While UK political life will be dominated for the foreseeable future by Brexit, not far behind in terms of attention will be industrial strategy. Theresa May set the wheels in motion with the announcement that the UK is to have a “proper industrial strategy to get the whole economy firing”.
Civil servants in the newly created Department for Business, Energy and Industrial Strategy are expected to spend the next six months adding detail to the prime minister’s vision.
The new policy thrust could set the stage for a fresh effort to stimulate manufacturing, which even though it accounts for only about 10 per cent of total UK output plays a disproportionate role in spreading wealth, skills and technological ideas throughout the economy. Accordingly the strategy is expected to include a package of measures to boost manufacturing covering areas such as skills, finance, general manufacturing awareness and import substitution.
The government’s new strategy
Mrs May’s push for an industrial strategy is likely to take the government further than the moves in this direction during 2010-15. The then-business secretary, Vince (now Sir Vince) Cable, was responsible for several key initiatives, but with muted support from the rest of the government.
In 2013 he set out his thinking on why stronger connections between government and industry were important. “A stronger economy won’t be built overnight.
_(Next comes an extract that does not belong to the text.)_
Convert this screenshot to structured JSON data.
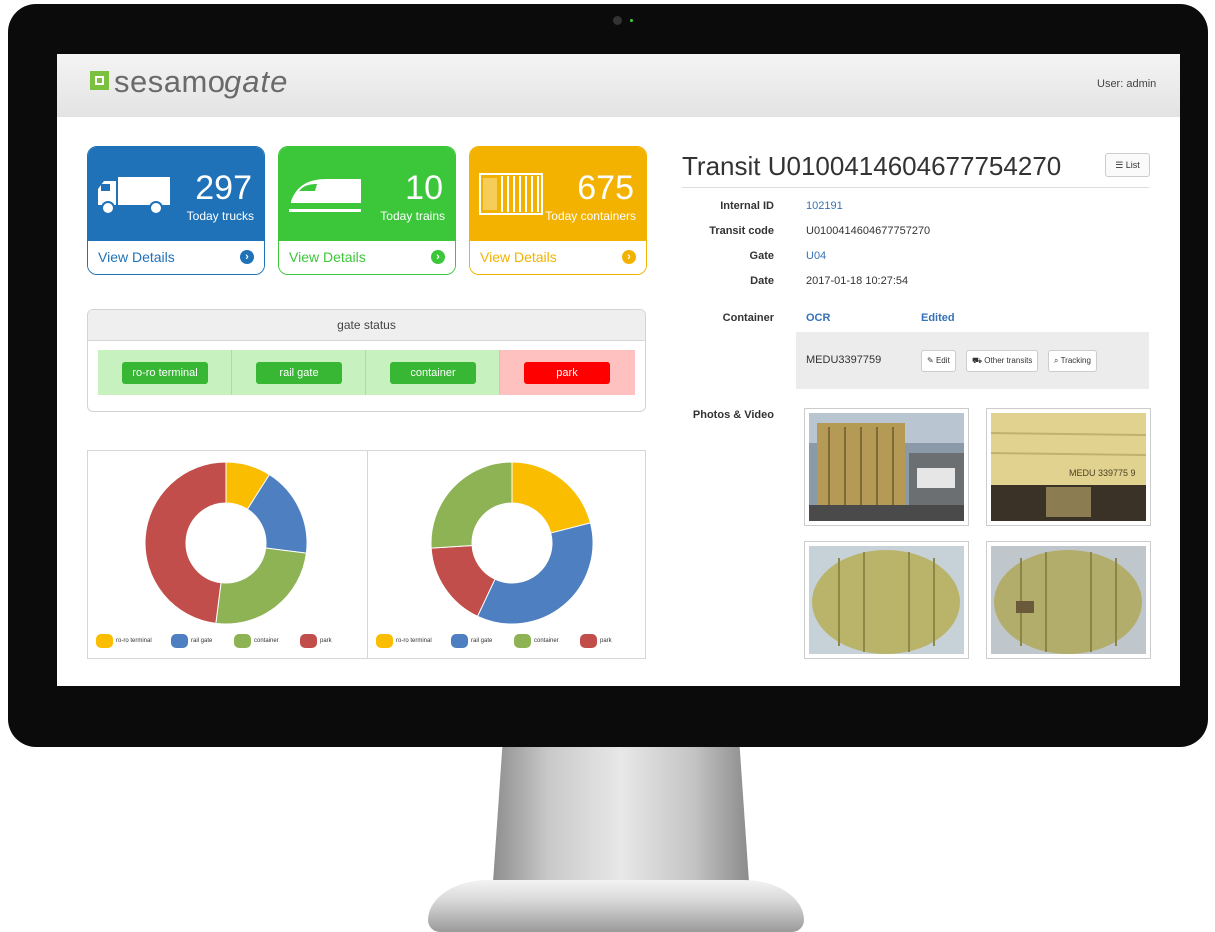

It won’t simply emerge of its own volition. It will come from long-term thinking and the government working in partnership with business,” he said. “Our industrial strategy is… strengthening manufacturing supply chains, supporting new designs and developing skills.”
Assuming Brexit happens, the UK will have more freedom to aid companies as the government will no longer have to comply with European Union rules limiting state aid
But the Liberal Democrat’s efforts failed to win support throughout the Conservative-led coalition. Following the Liberal Democrats’ removal from government after the 2015 general election, the idea of an industrial strategy faded away, only to return unexpectedly following Mrs May’s elevation.
Part of the new policy discussions is likely to concern import substitution. Manufactured goods are the biggest component of world trade. The production sector therefore has a big impact on the UK’s position in world trade. If the UK is to narrow its enormous trade deficit, which in 2015 stood at £38.6 billion or 2.1 per cent of gross domestic product, it will almost certainly need to increase its manufacturing exports.
The new strategy could include measures to trigger a large increase in “reshoring” of production facilities, in part capitalising on the lower value of sterling and the potential for new technology to make UK-based manufacturing internationally competitive. This would involve selective assistance to businesses that had a strong competitive position in certain areas of manufacturing, for instance in car components or specialised electronics, and where a boost to UK production would lead to lower imports.
Assuming Brexit happens, the UK will have more freedom to aid companies following such a course of action as the government will no longer have to comply with European Union rules limiting state aid.
Other measures that the new strategy could set in train are policies to boost skills useful to manufacturing, including engineering and design, and fiscal initiatives to increase the incentives for investors supporting new ventures.
Also important could be promotional efforts to raise awareness about new forms of manufacturing, some way from the traditional forms factories of the sort that most people in the UK know about, that Britain could benefit from.
One example could be production of new sorts of medicines and diagnostic kits created from a combination of genetic engineering, automated machinery and the engineering of specialised reactor vessels.
A key part of the new strategy would be an assessment of where the UK excels in manufacturing and where it lags behind. The former are the areas where government action could have the biggest impact. There would be no need to spend large sums on government handouts. A lot could be achieved through general promotion, a modest tweaking of policies in fields such as training and research and development support, and targeted tax incentives.
Areas in which the UK already has a competitive advantage include industrial biotechnology, low-carbon car engines, high-value food processing, niche areas of clothing, scientific instruments, specialised medical devices and customised electronics.
There is an obvious link between industrial growth sectors and innovation and technology. Support for innovation would be likely to be a solid part of the industrial strategy. Room could be found in the industrial strategy for at least one big technology demonstration project. It could be financed jointly by the government and private interests.
A good candidate could be based on the concept of “massively digitised manufacturing”. This is sometimes referred to as being part of Industry 4.0 or the industrial internet, the so-called internet of things.
In a town or city, engineers could create networks of thousands if not millions of sensors monitoring everything from air pollution to pedestrian accidents. Such machine-to-machine linkages could also supervise and control energy use. The sensors in these networks could be placed in public infrastructure – roadside lights or park benches – and also inside private buildings. Companies working on such a project would include businesses making a variety of connected pieces of hardware as well as those creating new sensors and software. It would be a convincing way of showing UK industrial strategy has practical purpose.